The virus was senselessly called the “Chinese Virus,” and the level of racism and anger against anyone who even looks Chinese grew exponentially. To the simple point of walking the other way when they might pass someone of Asian decent, to the extreme level of chasing and beating up someone of Asian decent. Regardless of their actual race, ethnicity, heritage.

As a Korean born American, I never thought I’d be so scared of being Asian as after Trump was elected president. Today, during this national pandemic, I am even more fearful to be Asian. 

Here is an article written in USA Today on the growing racial problem during this pandemic. What It’s Like to be Asian During the Coronavirus Pandemic.

The most heart breaking thing I had ever heard was from an Black French woman, Surya Bonaly. An Olympic level figure skater who could never seem to get first place, no matter how much training and finessing she did. In an interview she was asked if she thought that in any way it was because she is black. She said no, it was just that, “when you’re black, you know. Everybody knows that you have to do better than anybody else who’s white.”

There have been times in my life lately when I have felt the same sentiment. In my work place, 1 of 3 non-white employees on my shift. I have felt like I have had to face a lot more negative criticism than my peers, that I have had to work twice as hard. 

And even though most of the time, I don’t even think most people even consciously think about it. That a negative view of Asian-Americans is so deeply ingrained. People still blame MSG in Chinese food for feelings of dizziness and headaches. An idea brought about in 1969, despite no scientific proof of the correlation between MSG and the symptoms of “Chinese Restaurant Syndrome.”

Here is an article written earlier this year about “Chinese Restaurant Syndrome.” MSG in Chinese Restaurants isn’t Unhealthy…

Racism has always been a part of Asian-American history. But American’s forget that it was Asian immigrants who helped build the Transcontinental Railroad, which physically brought the country together. American’s forget that it is through Asian companies that we do our everyday communication with others, everyday internet work, stream televison programs… Sony, LG, Samsung, HTC… All companies from Asia. 
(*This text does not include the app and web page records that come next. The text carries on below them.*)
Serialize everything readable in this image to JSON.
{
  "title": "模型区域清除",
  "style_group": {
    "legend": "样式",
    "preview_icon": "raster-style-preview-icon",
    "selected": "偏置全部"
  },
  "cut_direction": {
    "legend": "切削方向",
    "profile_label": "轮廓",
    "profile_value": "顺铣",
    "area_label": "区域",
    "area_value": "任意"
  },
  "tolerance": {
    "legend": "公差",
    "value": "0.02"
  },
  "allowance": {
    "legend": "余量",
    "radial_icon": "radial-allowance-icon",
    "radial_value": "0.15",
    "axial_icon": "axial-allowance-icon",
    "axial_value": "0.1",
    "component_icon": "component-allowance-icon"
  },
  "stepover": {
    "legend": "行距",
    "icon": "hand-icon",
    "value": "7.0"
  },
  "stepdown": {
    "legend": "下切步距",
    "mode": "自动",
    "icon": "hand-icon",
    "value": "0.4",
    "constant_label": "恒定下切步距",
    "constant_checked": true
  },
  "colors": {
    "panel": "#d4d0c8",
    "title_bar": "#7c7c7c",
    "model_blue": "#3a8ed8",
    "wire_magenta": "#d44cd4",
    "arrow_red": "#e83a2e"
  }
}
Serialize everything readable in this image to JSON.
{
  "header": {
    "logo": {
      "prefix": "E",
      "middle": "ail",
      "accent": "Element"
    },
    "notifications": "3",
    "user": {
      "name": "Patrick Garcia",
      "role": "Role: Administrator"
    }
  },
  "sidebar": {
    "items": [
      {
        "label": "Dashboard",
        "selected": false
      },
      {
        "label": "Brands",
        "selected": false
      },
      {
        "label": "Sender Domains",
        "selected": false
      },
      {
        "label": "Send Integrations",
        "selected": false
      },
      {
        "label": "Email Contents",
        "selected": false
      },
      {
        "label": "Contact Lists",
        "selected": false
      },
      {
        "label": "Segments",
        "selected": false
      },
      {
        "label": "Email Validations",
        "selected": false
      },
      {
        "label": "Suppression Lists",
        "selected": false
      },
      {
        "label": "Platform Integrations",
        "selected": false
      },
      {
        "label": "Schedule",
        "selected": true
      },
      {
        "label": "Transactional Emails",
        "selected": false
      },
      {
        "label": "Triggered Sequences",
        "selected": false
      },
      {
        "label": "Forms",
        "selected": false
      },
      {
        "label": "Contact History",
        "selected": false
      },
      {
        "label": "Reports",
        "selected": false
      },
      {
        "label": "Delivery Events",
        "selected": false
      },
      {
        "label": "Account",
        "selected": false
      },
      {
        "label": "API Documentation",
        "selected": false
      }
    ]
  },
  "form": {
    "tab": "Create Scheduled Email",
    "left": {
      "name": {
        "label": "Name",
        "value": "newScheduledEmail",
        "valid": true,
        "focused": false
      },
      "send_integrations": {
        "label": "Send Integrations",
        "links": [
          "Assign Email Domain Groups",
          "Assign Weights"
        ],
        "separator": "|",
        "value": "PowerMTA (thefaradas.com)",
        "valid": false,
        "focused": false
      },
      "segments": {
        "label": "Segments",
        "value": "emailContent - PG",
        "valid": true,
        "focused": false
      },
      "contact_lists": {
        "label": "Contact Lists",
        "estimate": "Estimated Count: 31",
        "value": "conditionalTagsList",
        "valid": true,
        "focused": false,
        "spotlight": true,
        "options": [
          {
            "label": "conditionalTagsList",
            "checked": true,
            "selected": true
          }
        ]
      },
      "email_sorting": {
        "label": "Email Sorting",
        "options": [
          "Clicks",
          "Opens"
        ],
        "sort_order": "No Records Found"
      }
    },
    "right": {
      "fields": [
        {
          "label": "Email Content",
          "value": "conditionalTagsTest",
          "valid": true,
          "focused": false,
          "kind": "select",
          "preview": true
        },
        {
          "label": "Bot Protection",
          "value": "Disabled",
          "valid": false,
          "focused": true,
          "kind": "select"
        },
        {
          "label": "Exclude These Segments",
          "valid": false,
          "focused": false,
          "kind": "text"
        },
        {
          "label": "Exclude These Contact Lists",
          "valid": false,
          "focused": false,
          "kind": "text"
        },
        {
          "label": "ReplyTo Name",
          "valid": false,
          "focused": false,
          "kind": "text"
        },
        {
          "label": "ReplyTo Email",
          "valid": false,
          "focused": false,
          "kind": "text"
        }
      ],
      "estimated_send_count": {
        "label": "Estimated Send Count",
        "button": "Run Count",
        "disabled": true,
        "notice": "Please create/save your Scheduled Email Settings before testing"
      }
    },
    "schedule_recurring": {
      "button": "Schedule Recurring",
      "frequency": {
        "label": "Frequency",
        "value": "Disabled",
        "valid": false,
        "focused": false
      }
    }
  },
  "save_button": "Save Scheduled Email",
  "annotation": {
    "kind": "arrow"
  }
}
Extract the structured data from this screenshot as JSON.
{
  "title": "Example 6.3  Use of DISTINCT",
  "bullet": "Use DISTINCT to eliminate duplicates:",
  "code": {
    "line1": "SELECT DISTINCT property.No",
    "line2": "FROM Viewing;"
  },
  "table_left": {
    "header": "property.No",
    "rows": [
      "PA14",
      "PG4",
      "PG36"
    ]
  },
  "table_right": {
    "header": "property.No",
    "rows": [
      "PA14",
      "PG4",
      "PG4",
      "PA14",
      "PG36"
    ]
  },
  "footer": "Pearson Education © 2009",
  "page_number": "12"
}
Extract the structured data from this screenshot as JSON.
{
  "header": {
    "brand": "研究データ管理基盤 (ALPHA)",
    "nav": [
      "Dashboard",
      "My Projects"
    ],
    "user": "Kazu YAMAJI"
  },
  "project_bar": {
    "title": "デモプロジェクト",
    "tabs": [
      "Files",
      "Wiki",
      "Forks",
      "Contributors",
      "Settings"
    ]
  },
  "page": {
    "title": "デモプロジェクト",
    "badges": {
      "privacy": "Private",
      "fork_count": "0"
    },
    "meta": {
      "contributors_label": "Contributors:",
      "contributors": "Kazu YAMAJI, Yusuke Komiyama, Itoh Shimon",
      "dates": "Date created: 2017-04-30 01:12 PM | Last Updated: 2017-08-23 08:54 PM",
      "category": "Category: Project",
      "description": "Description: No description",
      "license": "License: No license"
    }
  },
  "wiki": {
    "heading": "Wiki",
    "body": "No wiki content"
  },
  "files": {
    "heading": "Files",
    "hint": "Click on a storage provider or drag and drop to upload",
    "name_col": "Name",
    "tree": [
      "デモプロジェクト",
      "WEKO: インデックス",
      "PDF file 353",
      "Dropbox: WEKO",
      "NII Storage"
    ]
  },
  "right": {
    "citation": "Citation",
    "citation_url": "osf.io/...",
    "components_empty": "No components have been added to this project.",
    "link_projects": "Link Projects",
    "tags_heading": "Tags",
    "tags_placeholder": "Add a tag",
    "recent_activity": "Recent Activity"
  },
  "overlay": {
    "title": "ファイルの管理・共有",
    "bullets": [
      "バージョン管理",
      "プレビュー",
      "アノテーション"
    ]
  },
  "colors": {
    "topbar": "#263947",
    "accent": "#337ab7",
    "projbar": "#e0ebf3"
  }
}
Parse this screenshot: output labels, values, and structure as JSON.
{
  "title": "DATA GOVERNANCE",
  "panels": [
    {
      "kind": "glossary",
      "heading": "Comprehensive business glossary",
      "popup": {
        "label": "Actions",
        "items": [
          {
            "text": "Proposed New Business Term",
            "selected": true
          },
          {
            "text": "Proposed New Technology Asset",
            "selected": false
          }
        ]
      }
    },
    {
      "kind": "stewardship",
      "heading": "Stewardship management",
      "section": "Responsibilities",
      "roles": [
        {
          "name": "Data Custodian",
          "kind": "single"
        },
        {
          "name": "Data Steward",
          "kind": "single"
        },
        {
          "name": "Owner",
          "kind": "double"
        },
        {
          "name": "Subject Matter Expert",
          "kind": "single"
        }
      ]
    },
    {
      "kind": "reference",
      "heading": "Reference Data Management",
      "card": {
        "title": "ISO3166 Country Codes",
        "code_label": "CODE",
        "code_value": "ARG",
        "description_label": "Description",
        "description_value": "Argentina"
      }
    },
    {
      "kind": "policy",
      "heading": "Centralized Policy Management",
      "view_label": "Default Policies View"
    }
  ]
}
As an Asian-American who has lived nearly my whole life proud of my Asian heritage, I have never felt more fear and shame of this country I call home.